    • Recurrent training, background checks and paperwork onerous
    • Staffing concerns (i.e. subcontracted security guards, downsizing)
    • . Screening at cargo is innocuous
    • Options for shipping unscreened freight:
    • Deliver crates to local fine art warehouse that is a CCSF
    • Use freighter/all cargo aircraft; currently no screening regulation
    • Deliver freight unscreened to airlines
  • Potential Issues with tendering unscreened freight
  • US Government Indemnity and CCSP
    • Great if applicant is already a CCSF, since USGI is most interested in risk management, but not required at this point
    • Decision must be made individually by each institution
    • Can check guidelines at: http://www.nea.gov/grants/apply/Indemnity/indemnityInternational.html
    • If USGI applicant is not a CCSF, any options for pre-screening facilities must have the same climate control/security conditions that USGI requires, i.e. 24-hour guards.
    • If not a CCSF and submitting an application, be sensible and check all possible alternatives for pre-screening freight, i.e. local warehouses, museums

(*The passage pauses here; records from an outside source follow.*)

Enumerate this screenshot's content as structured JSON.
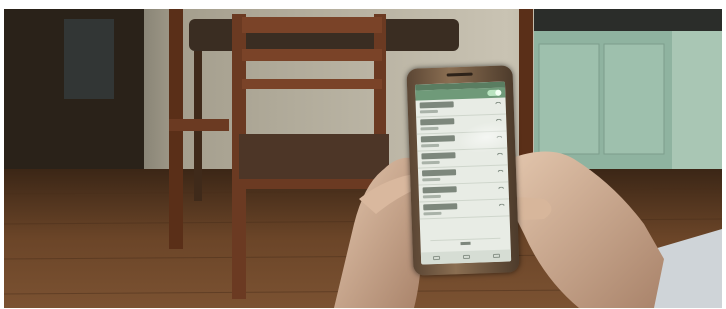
{
  "scene": {
    "description_free": true,
    "colors": {
      "floor": "#5a3a22",
      "wall": "#b9b3a3",
      "cabinet": "#8fb3a0",
      "chair": "#6b3a22",
      "skin": "#c6a48c",
      "phone_screen": "#e8ece5",
      "phone_accent": "#6f9a79"
    }
  },
  "phone": {
    "screen_type": "wifi-list",
    "wifi_networks": [
      {
        "icon": "wifi-signal-icon"
      },
      {
        "icon": "wifi-signal-icon"
      },
      {
        "icon": "wifi-signal-icon"
      },
      {
        "icon": "wifi-signal-icon"
      },
      {
        "icon": "wifi-signal-icon"
      },
      {
        "icon": "wifi-signal-icon"
      },
      {
        "icon": "wifi-signal-icon"
      }
    ],
    "nav_icons": [
      "back-icon",
      "home-icon",
      "recent-apps-icon"
    ]
  }
}
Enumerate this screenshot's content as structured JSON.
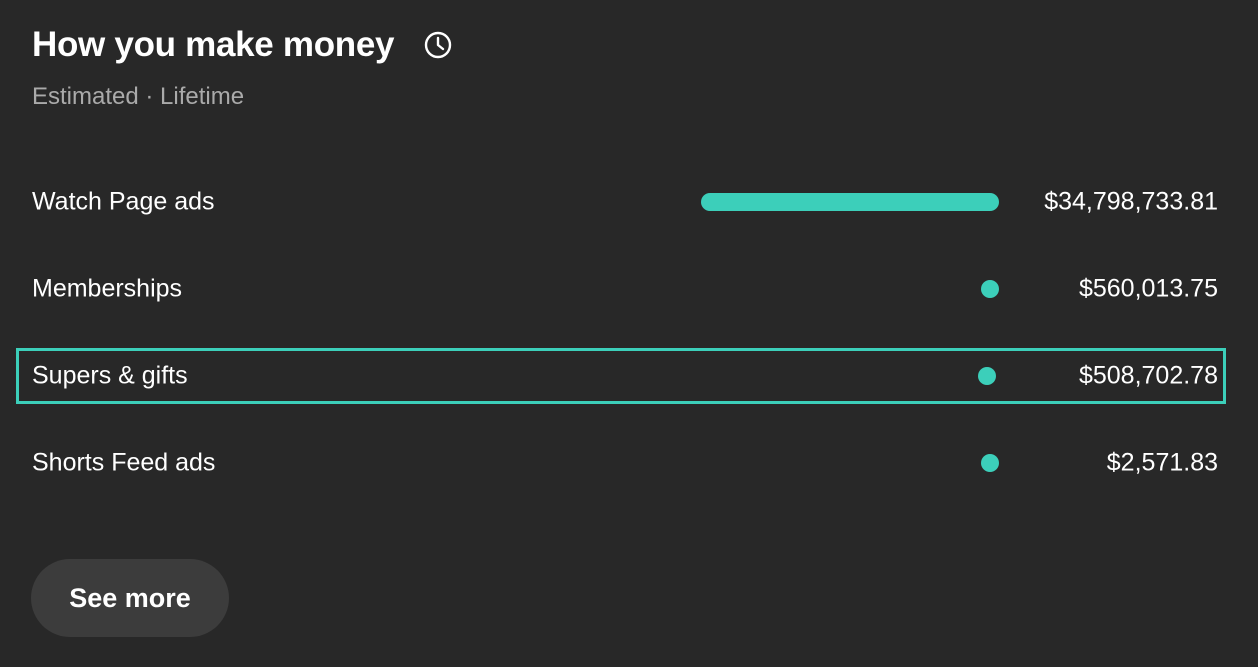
{
  "card": {
    "title": "How you make money",
    "subtitle": "Estimated · Lifetime",
    "history_icon": "history-clock-icon"
  },
  "revenue_sources": [
    {
      "label": "Watch Page ads",
      "value": "$34,798,733.81",
      "amount": 34798733.81,
      "share_of_max": 1.0,
      "selected": false
    },
    {
      "label": "Memberships",
      "value": "$560,013.75",
      "amount": 560013.75,
      "share_of_max": 0.0161,
      "selected": false
    },
    {
      "label": "Supers & gifts",
      "value": "$508,702.78",
      "amount": 508702.78,
      "share_of_max": 0.0146,
      "selected": true
    },
    {
      "label": "Shorts Feed ads",
      "value": "$2,571.83",
      "amount": 2571.83,
      "share_of_max": 0.0001,
      "selected": false
    }
  ],
  "colors": {
    "background": "#282828",
    "accent": "#3ccfba",
    "text_primary": "#ffffff",
    "text_secondary": "#aaaaaa",
    "button_bg": "#3c3c3c"
  },
  "actions": {
    "see_more_label": "See more"
  }
}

    • Make sure options are approved by USGI
    • USGI does not require that applicants be CCSFs
  • Current Status at U.S. Airports
    • Airlines are screening at 100% and no major issues to speak of
    • Airlines accepting only pre-screened freight from CCSF ’ s with proper documentation and chain of custody proof intact
    • Airlines beginning to charge for fees for screening non pre-screened cargo;
    • normally $0.05 - $0.10/kg
    • Potential for backlogs at airlines for un-
    • screened freight have not materialized
    • as many had predicted. Total volume of
    • freight is down from several years ago, but volumensre are once again are once again is rising.